Your response is a verbatim copy of the listing, stripped of its images.

--- Data in this exercise Enclosed Below ---

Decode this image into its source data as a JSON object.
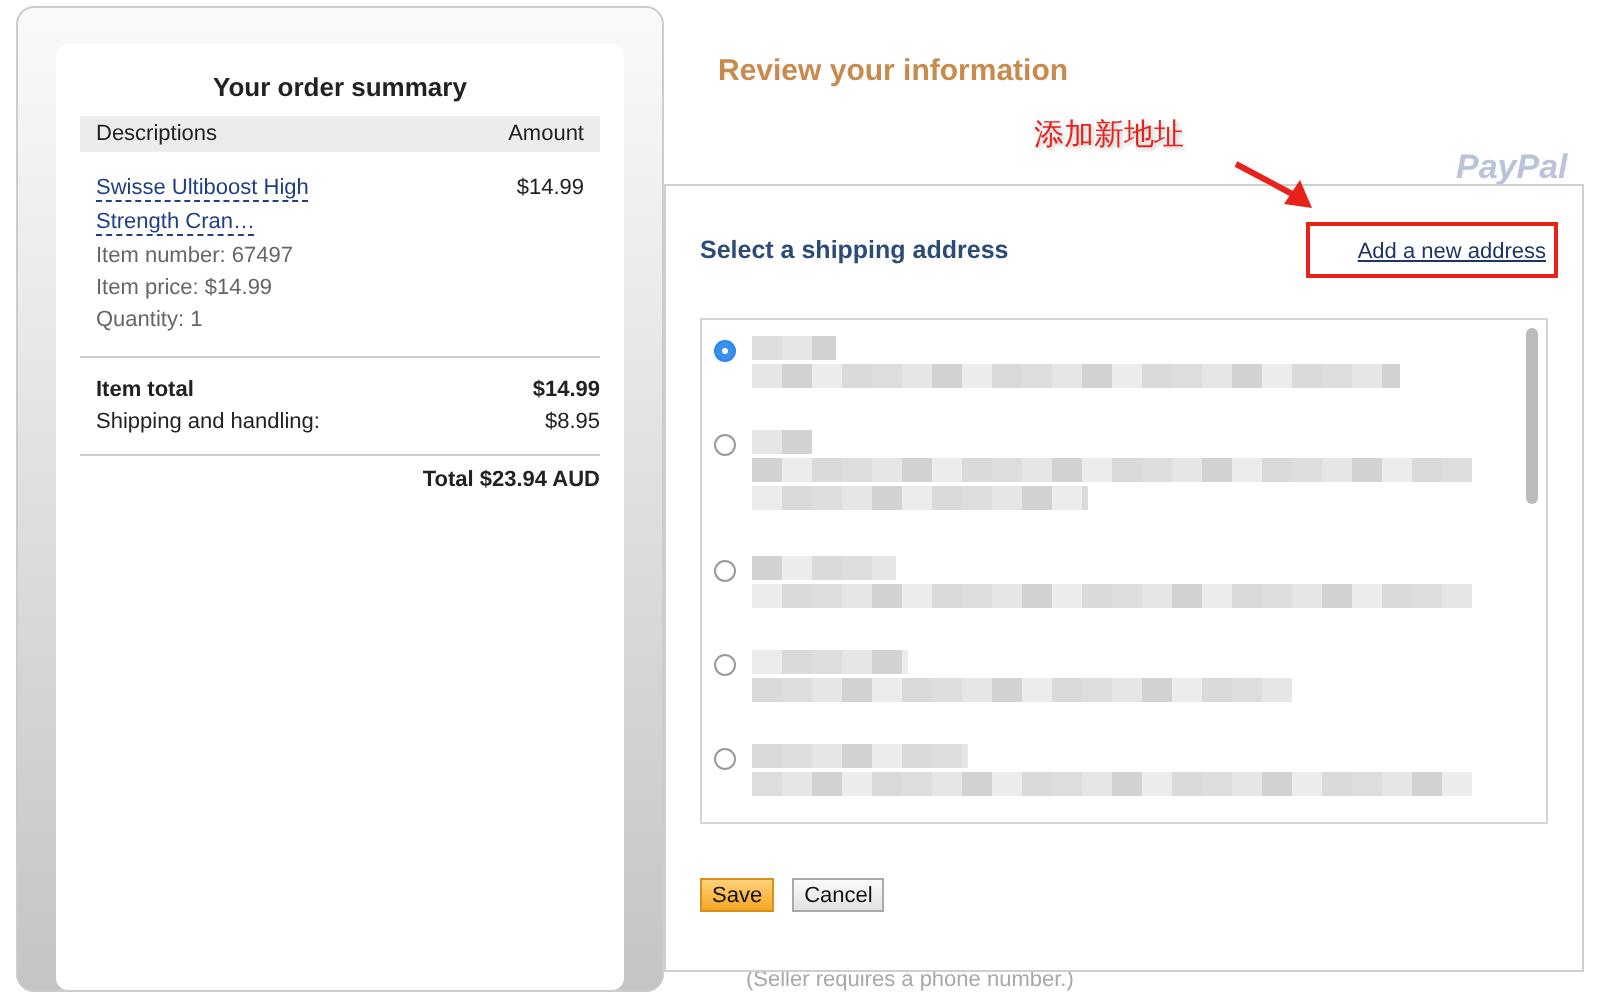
{
  "order_summary": {
    "title": "Your order summary",
    "columns": [
      "Descriptions",
      "Amount"
    ],
    "item": {
      "name": "Swisse Ultiboost High Strength Cran…",
      "amount": "$14.99",
      "details": [
        "Item number: 67497",
        "Item price: $14.99",
        "Quantity: 1"
      ]
    },
    "totals": [
      {
        "label": "Item total",
        "value": "$14.99",
        "kind": "bold"
      },
      {
        "label": "Shipping and handling:",
        "value": "$8.95",
        "kind": "plain"
      }
    ],
    "grand_total": "Total $23.94 AUD"
  },
  "page": {
    "heading": "Review your information",
    "logo": "PayPal",
    "note": "(Seller requires a phone number.)"
  },
  "annotation": {
    "text": "添加新地址"
  },
  "dialog": {
    "title": "Select a shipping address",
    "link": "Add a new address",
    "addresses": [
      {
        "selected": true
      },
      {
        "selected": false
      },
      {
        "selected": false
      },
      {
        "selected": false
      },
      {
        "selected": false
      }
    ],
    "buttons": [
      {
        "label": "Save",
        "kind": "primary"
      },
      {
        "label": "Cancel",
        "kind": "secondary"
      }
    ]
  }
}
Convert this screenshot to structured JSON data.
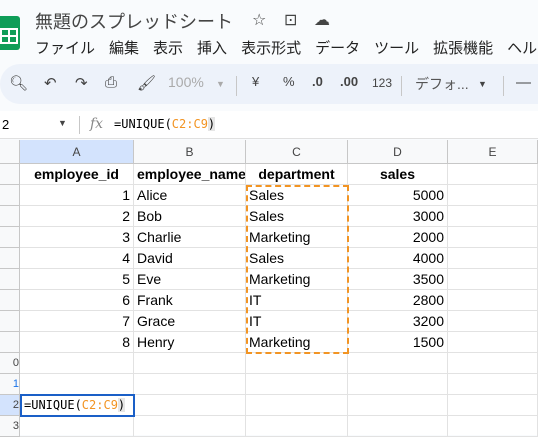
{
  "app": {
    "title": "無題のスプレッドシート",
    "icons": [
      "star-icon",
      "move-folder-icon",
      "cloud-saved-icon"
    ]
  },
  "menu": [
    "ファイル",
    "編集",
    "表示",
    "挿入",
    "表示形式",
    "データ",
    "ツール",
    "拡張機能",
    "ヘルプ"
  ],
  "toolbar": {
    "zoom": "100%",
    "currency": "¥",
    "percent": "%",
    "dec_decrease": ".0",
    "dec_increase": ".00",
    "number_format": "123",
    "font": "デフォ..."
  },
  "formula_bar": {
    "cell_ref": "2",
    "fx": "fx",
    "formula_prefix": "=UNIQUE(",
    "formula_range": "C2:C9",
    "formula_suffix": ")"
  },
  "columns": [
    "A",
    "B",
    "C",
    "D",
    "E"
  ],
  "rows": [
    [
      "employee_id",
      "employee_name",
      "department",
      "sales"
    ],
    [
      "1",
      "Alice",
      "Sales",
      "5000"
    ],
    [
      "2",
      "Bob",
      "Sales",
      "3000"
    ],
    [
      "3",
      "Charlie",
      "Marketing",
      "2000"
    ],
    [
      "4",
      "David",
      "Sales",
      "4000"
    ],
    [
      "5",
      "Eve",
      "Marketing",
      "3500"
    ],
    [
      "6",
      "Frank",
      "IT",
      "2800"
    ],
    [
      "7",
      "Grace",
      "IT",
      "3200"
    ],
    [
      "8",
      "Henry",
      "Marketing",
      "1500"
    ]
  ],
  "row_labels": [
    "0",
    "1",
    "2",
    "3"
  ],
  "active_cell": {
    "prefix": "=UNIQUE(",
    "range": "C2:C9",
    "suffix": ")"
  },
  "colors": {
    "accent": "#1a73e8",
    "range": "#f6b26b",
    "range_border": "#f29423"
  }
}
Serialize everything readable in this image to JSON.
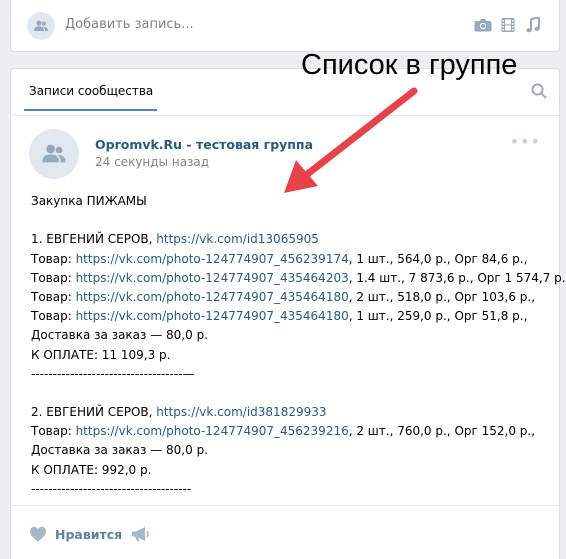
{
  "compose": {
    "placeholder": "Добавить запись..."
  },
  "wall": {
    "tab_label": "Записи сообщества"
  },
  "annotation": {
    "text": "Список в группе"
  },
  "post": {
    "author": "Opromvk.Ru - тестовая группа",
    "time": "24 секунды назад",
    "lines": [
      {
        "parts": [
          {
            "t": "Закупка ПИЖАМЫ"
          }
        ]
      },
      {
        "parts": [
          {
            "t": ""
          }
        ]
      },
      {
        "parts": [
          {
            "t": "1. ЕВГЕНИЙ СЕРОВ, "
          },
          {
            "t": "https://vk.com/id13065905",
            "link": true
          }
        ]
      },
      {
        "parts": [
          {
            "t": "Товар: "
          },
          {
            "t": "https://vk.com/photo-124774907_456239174",
            "link": true
          },
          {
            "t": ", 1 шт., 564,0 р., Орг 84,6 р.,"
          }
        ]
      },
      {
        "parts": [
          {
            "t": "Товар: "
          },
          {
            "t": "https://vk.com/photo-124774907_435464203",
            "link": true
          },
          {
            "t": ", 1.4 шт., 7 873,6 р., Орг 1 574,7 р.,"
          }
        ]
      },
      {
        "parts": [
          {
            "t": "Товар: "
          },
          {
            "t": "https://vk.com/photo-124774907_435464180",
            "link": true
          },
          {
            "t": ", 2 шт., 518,0 р., Орг 103,6 р.,"
          }
        ]
      },
      {
        "parts": [
          {
            "t": "Товар: "
          },
          {
            "t": "https://vk.com/photo-124774907_435464180",
            "link": true
          },
          {
            "t": ", 1 шт., 259,0 р., Орг 51,8 р.,"
          }
        ]
      },
      {
        "parts": [
          {
            "t": "Доставка за заказ — 80,0 р."
          }
        ]
      },
      {
        "parts": [
          {
            "t": "К ОПЛАТЕ: 11 109,3 р."
          }
        ]
      },
      {
        "parts": [
          {
            "t": "-----------------------------------—"
          }
        ]
      },
      {
        "parts": [
          {
            "t": ""
          }
        ]
      },
      {
        "parts": [
          {
            "t": "2. ЕВГЕНИЙ СЕРОВ, "
          },
          {
            "t": "https://vk.com/id381829933",
            "link": true
          }
        ]
      },
      {
        "parts": [
          {
            "t": "Товар: "
          },
          {
            "t": "https://vk.com/photo-124774907_456239216",
            "link": true
          },
          {
            "t": ", 2 шт., 760,0 р., Орг 152,0 р.,"
          }
        ]
      },
      {
        "parts": [
          {
            "t": "Доставка за заказ — 80,0 р."
          }
        ]
      },
      {
        "parts": [
          {
            "t": "К ОПЛАТЕ: 992,0 р."
          }
        ]
      },
      {
        "parts": [
          {
            "t": "-------------------------------------"
          }
        ]
      }
    ],
    "like_label": "Нравится"
  },
  "colors": {
    "background": "#edeef0",
    "link": "#2a5885",
    "accent": "#5181b8",
    "arrow": "#e8414a"
  },
  "icons": [
    "community-icon",
    "camera-icon",
    "video-icon",
    "music-icon",
    "search-icon",
    "more-icon",
    "heart-icon",
    "megaphone-icon"
  ]
}
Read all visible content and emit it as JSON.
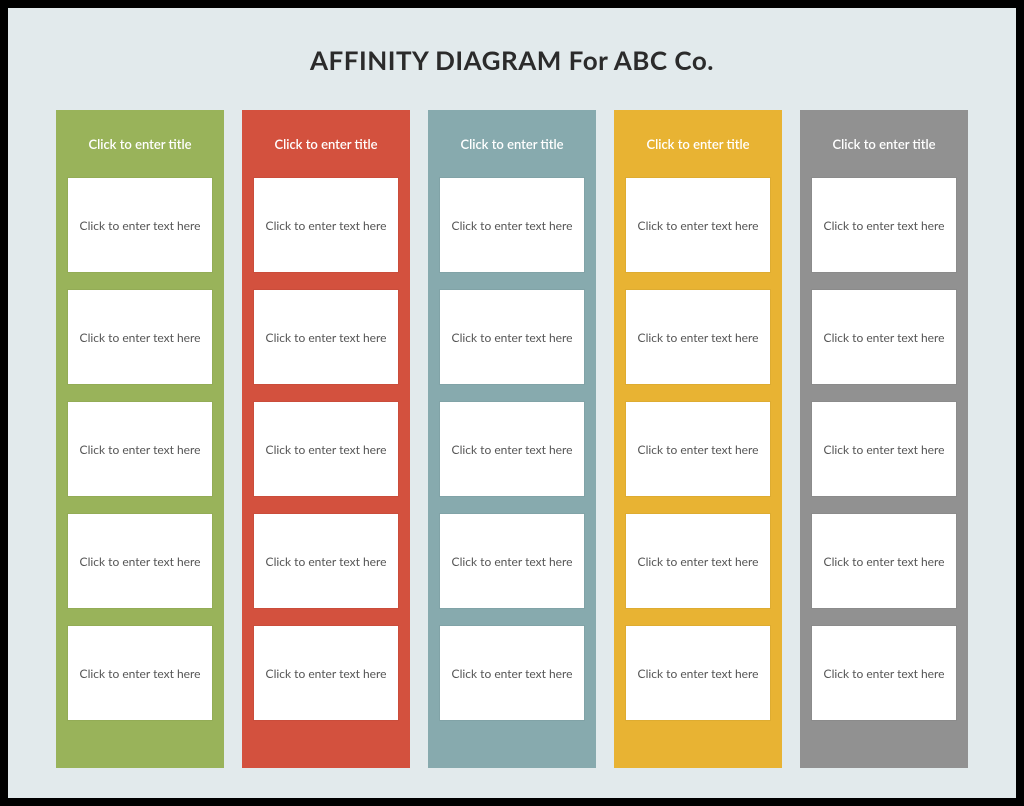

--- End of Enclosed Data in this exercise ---

--- Expected answer ---
Decode this image into its source data as a JSON object.
{
  "order_summary": {
    "title": "Your order summary",
    "columns": [
      "Descriptions",
      "Amount"
    ],
    "item": {
      "name": "Swisse Ultiboost High Strength Cran…",
      "amount": "$14.99",
      "details": [
        "Item number: 67497",
        "Item price: $14.99",
        "Quantity: 1"
      ]
    },
    "totals": [
      {
        "label": "Item total",
        "value": "$14.99",
        "kind": "bold"
      },
      {
        "label": "Shipping and handling:",
        "value": "$8.95",
        "kind": "plain"
      }
    ],
    "grand_total": "Total $23.94 AUD"
  },
  "page": {
    "heading": "Review your information",
    "logo": "PayPal",
    "note": "(Seller requires a phone number.)"
  },
  "annotation": {
    "text": "添加新地址"
  },
  "dialog": {
    "title": "Select a shipping address",
    "link": "Add a new address",
    "addresses": [
      {
        "selected": true
      },
      {
        "selected": false
      },
      {
        "selected": false
      },
      {
        "selected": false
      },
      {
        "selected": false
      }
    ],
    "buttons": [
      {
        "label": "Save",
        "kind": "primary"
      },
      {
        "label": "Cancel",
        "kind": "secondary"
      }
    ]
  }
}
Convert this screenshot to structured JSON data.
{
  "app": {
    "title": "無題のスプレッドシート",
    "icons": [
      "star-icon",
      "move-folder-icon",
      "cloud-saved-icon"
    ]
  },
  "menu": [
    "ファイル",
    "編集",
    "表示",
    "挿入",
    "表示形式",
    "データ",
    "ツール",
    "拡張機能",
    "ヘルプ"
  ],
  "toolbar": {
    "zoom": "100%",
    "currency": "¥",
    "percent": "%",
    "dec_decrease": ".0",
    "dec_increase": ".00",
    "number_format": "123",
    "font": "デフォ..."
  },
  "formula_bar": {
    "cell_ref": "2",
    "fx": "fx",
    "formula_prefix": "=UNIQUE(",
    "formula_range": "C2:C9",
    "formula_suffix": ")"
  },
  "columns": [
    "A",
    "B",
    "C",
    "D",
    "E"
  ],
  "rows": [
    [
      "employee_id",
      "employee_name",
      "department",
      "sales"
    ],
    [
      "1",
      "Alice",
      "Sales",
      "5000"
    ],
    [
      "2",
      "Bob",
      "Sales",
      "3000"
    ],
    [
      "3",
      "Charlie",
      "Marketing",
      "2000"
    ],
    [
      "4",
      "David",
      "Sales",
      "4000"
    ],
    [
      "5",
      "Eve",
      "Marketing",
      "3500"
    ],
    [
      "6",
      "Frank",
      "IT",
      "2800"
    ],
    [
      "7",
      "Grace",
      "IT",
      "3200"
    ],
    [
      "8",
      "Henry",
      "Marketing",
      "1500"
    ]
  ],
  "row_labels": [
    "0",
    "1",
    "2",
    "3"
  ],
  "active_cell": {
    "prefix": "=UNIQUE(",
    "range": "C2:C9",
    "suffix": ")"
  },
  "colors": {
    "accent": "#1a73e8",
    "range": "#f6b26b",
    "range_border": "#f29423"
  }
}
Serialize everything readable in this image to JSON.
{
  "compose": {
    "placeholder": "Добавить запись..."
  },
  "wall": {
    "tab_label": "Записи сообщества"
  },
  "annotation": {
    "text": "Список в группе"
  },
  "post": {
    "author": "Opromvk.Ru - тестовая группа",
    "time": "24 секунды назад",
    "lines": [
      {
        "parts": [
          {
            "t": "Закупка ПИЖАМЫ"
          }
        ]
      },
      {
        "parts": [
          {
            "t": ""
          }
        ]
      },
      {
        "parts": [
          {
            "t": "1. ЕВГЕНИЙ СЕРОВ, "
          },
          {
            "t": "https://vk.com/id13065905",
            "link": true
          }
        ]
      },
      {
        "parts": [
          {
            "t": "Товар: "
          },
          {
            "t": "https://vk.com/photo-124774907_456239174",
            "link": true
          },
          {
            "t": ", 1 шт., 564,0 р., Орг 84,6 р.,"
          }
        ]
      },
      {
        "parts": [
          {
            "t": "Товар: "
          },
          {
            "t": "https://vk.com/photo-124774907_435464203",
            "link": true
          },
          {
            "t": ", 1.4 шт., 7 873,6 р., Орг 1 574,7 р.,"
          }
        ]
      },
      {
        "parts": [
          {
            "t": "Товар: "
          },
          {
            "t": "https://vk.com/photo-124774907_435464180",
            "link": true
          },
          {
            "t": ", 2 шт., 518,0 р., Орг 103,6 р.,"
          }
        ]
      },
      {
        "parts": [
          {
            "t": "Товар: "
          },
          {
            "t": "https://vk.com/photo-124774907_435464180",
            "link": true
          },
          {
            "t": ", 1 шт., 259,0 р., Орг 51,8 р.,"
          }
        ]
      },
      {
        "parts": [
          {
            "t": "Доставка за заказ — 80,0 р."
          }
        ]
      },
      {
        "parts": [
          {
            "t": "К ОПЛАТЕ: 11 109,3 р."
          }
        ]
      },
      {
        "parts": [
          {
            "t": "-----------------------------------—"
          }
        ]
      },
      {
        "parts": [
          {
            "t": ""
          }
        ]
      },
      {
        "parts": [
          {
            "t": "2. ЕВГЕНИЙ СЕРОВ, "
          },
          {
            "t": "https://vk.com/id381829933",
            "link": true
          }
        ]
      },
      {
        "parts": [
          {
            "t": "Товар: "
          },
          {
            "t": "https://vk.com/photo-124774907_456239216",
            "link": true
          },
          {
            "t": ", 2 шт., 760,0 р., Орг 152,0 р.,"
          }
        ]
      },
      {
        "parts": [
          {
            "t": "Доставка за заказ — 80,0 р."
          }
        ]
      },
      {
        "parts": [
          {
            "t": "К ОПЛАТЕ: 992,0 р."
          }
        ]
      },
      {
        "parts": [
          {
            "t": "-------------------------------------"
          }
        ]
      }
    ],
    "like_label": "Нравится"
  },
  "colors": {
    "background": "#edeef0",
    "link": "#2a5885",
    "accent": "#5181b8",
    "arrow": "#e8414a"
  },
  "icons": [
    "community-icon",
    "camera-icon",
    "video-icon",
    "music-icon",
    "search-icon",
    "more-icon",
    "heart-icon",
    "megaphone-icon"
  ]
}
Read all visible content and emit it as JSON.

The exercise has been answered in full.